If your organization decides to use a top-down approach, the supervisor holds all accountability for keeping the Job Description current and updated and is responsible for informing the Human Resource department of all changes.

When Job Descriptions are given the attention they deserve, organizational improvement is often substantial. The result is more productive and content internal customers (employees); a condition that improves the way your external customers are treated.

FIGURE 1
Position: Store Manager
Reports to: Regional Manager
Unit _____ Branch _____
Supervises: Sales Manager, Office Manager, Warehouse Manager
 
JOB DESCRIPTION XYZ FURNITURE
Job Specific Characteristics
•Strong management skills (general, HR, financial, marketing operational)
•Able to manage multiple priorities
•Team Player
•Excellent interpersonal skills
•Strategic thinker

Organizational Characteristics
•Equitable decision maker
•Professional image/presence
•High Initiative
•Flexible

Qualifications
•Minimum 3 years in functional area (e.g. sales technical experience)
•Minimum 3 years retail management experience
•College degree or equivalent experience

Area of Responsibilities

Foster Client Relations (5%) For example:
•Help in presentation/proposals
•Follow-up on customer complaints
•Manage customer expectations
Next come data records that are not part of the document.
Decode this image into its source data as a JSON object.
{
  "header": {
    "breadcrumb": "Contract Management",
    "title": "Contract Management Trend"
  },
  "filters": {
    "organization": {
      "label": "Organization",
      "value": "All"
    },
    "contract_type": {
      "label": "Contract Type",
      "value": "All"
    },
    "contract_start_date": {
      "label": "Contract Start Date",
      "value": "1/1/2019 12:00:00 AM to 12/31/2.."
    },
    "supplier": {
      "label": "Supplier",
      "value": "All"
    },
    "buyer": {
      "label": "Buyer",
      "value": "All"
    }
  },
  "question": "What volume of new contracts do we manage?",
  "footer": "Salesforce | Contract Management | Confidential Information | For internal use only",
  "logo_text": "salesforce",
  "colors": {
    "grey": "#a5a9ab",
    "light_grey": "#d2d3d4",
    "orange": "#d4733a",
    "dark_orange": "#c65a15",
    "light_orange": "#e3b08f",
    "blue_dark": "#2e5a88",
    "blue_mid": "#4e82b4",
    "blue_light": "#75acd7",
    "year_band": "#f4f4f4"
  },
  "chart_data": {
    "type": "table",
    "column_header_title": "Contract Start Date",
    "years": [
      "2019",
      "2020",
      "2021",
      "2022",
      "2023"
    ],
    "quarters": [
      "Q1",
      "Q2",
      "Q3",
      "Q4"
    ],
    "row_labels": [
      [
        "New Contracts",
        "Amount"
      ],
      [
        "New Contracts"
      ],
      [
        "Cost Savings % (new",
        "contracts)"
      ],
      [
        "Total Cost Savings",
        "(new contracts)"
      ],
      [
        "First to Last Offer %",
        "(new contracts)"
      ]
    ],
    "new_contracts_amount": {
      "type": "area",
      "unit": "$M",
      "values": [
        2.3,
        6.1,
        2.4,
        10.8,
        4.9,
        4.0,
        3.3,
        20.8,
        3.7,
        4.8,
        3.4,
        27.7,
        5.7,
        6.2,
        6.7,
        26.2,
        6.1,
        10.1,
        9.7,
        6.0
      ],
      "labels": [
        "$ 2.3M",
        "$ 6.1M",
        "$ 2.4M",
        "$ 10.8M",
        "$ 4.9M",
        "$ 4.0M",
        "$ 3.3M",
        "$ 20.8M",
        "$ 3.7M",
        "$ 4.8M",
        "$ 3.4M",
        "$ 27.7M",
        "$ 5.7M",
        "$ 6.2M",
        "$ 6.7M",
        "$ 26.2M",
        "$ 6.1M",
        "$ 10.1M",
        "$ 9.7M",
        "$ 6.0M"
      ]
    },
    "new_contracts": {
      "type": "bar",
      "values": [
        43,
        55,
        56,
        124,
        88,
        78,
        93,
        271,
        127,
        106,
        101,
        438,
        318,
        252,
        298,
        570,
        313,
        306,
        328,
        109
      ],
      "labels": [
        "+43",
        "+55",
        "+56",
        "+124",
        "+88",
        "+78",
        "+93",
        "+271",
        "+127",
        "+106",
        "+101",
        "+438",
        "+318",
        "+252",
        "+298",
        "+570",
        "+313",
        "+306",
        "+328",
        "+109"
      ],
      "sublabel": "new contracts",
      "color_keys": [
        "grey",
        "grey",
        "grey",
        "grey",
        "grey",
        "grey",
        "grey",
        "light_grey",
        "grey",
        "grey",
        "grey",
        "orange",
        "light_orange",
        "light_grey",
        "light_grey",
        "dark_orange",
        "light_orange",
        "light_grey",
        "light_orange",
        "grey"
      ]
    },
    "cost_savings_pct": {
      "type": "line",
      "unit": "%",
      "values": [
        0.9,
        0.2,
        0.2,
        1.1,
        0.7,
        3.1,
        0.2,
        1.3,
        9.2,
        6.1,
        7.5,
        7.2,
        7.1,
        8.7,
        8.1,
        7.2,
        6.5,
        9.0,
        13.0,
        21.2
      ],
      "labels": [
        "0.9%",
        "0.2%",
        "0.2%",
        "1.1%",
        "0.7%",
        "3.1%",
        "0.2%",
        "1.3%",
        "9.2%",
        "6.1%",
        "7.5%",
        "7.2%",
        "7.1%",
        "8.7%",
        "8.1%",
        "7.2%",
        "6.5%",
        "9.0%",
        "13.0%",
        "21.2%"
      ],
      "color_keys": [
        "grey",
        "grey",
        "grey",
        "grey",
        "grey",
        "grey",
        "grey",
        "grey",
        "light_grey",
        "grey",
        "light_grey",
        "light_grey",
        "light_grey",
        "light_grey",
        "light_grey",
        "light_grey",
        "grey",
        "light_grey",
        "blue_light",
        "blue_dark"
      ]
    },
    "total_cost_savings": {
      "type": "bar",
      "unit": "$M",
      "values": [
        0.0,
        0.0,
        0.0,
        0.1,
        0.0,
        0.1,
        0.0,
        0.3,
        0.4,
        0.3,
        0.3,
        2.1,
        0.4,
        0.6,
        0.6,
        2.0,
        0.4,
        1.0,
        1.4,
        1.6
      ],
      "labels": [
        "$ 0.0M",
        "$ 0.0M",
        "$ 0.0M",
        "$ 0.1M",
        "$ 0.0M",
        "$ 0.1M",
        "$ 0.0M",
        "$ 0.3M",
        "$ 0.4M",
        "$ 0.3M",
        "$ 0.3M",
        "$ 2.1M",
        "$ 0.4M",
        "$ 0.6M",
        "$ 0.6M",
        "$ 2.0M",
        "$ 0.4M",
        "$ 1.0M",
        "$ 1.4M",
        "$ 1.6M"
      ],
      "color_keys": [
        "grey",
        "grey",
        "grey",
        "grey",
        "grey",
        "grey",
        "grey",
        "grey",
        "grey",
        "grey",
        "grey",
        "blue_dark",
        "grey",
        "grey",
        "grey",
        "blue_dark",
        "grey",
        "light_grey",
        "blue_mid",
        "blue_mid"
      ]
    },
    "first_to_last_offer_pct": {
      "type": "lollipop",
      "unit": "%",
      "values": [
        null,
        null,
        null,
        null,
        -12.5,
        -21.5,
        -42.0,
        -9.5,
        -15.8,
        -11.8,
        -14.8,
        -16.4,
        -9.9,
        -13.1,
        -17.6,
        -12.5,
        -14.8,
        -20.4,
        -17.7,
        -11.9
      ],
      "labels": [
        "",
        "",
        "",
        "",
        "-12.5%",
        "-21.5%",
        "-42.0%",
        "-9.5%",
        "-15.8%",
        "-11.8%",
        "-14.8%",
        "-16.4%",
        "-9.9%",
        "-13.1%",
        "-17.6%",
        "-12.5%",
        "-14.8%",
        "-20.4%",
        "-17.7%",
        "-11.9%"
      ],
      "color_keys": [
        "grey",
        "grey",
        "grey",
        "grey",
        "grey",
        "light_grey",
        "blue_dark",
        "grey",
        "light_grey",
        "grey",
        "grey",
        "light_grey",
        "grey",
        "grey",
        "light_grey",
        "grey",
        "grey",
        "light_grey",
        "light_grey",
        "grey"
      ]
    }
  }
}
Oversee Branch Operations (60%) For example:
•Prepare branch budgets in compliance with company guidelines
•Manage people in compliance with company guidelines
•Attract and retain appropriate staff
•Provide training and career development
•Conduct performance appraisals
•Oversee compensation
•Manage information

Follow-through on Plans and Commitments (10%) For example:
•Ensure that plans are executed successfully
•Prepare status reports for corporate and branch personnel
•If necessary, make decision to change a failing plan

Trouble Shoot Problems (5%) For example:
•Resolve branch problems
•Identify potential problems and prevent them from becoming problems

Support Group & Corporate Activities (10%) For example:
•Foster cooperative relationships to advance the company
•Participate on interbranch task forces/projects

Mentor Branch Management (5%) For example:
•Coach Sales Manager on sales training techniques
•Coach Office Manager on financial management
•Coach Warehouse Manager on human resource management

Represent Branch (5%) For example:
•Attend critical sales presentations
•Meet critical prospective clients
•Attend social functions as branch representative

Latest validation date: _________________ Validated by: _________________

Sam Leder, CEO and President of “The Recruiting Leder” has 32 years of retail management experience in the home furnishings industry. He not devotes full time effort to successfully recruit hundreds of managers and sales associates exclusively for home furnishings retailers across North America. Questions on any aspect of recruiting or employee retention can be directed to Sam at samleder@furninfo.com.
 

Furniture World is the oldest, continuously published trade publication in the United States. It is published for the benefit of furniture retail executives. Print circulation of 20,000 is directed primarily to furniture retailers in the US and Canada.  In 1970, the magazine established and endowed the Bernice Bienenstock Furniture Library (www.furniturelibrary.com) in High Point, NC, now a public foundation containing more than 5,000 books on furniture and design dating from 1620. For more information contact editor@furninfo.com.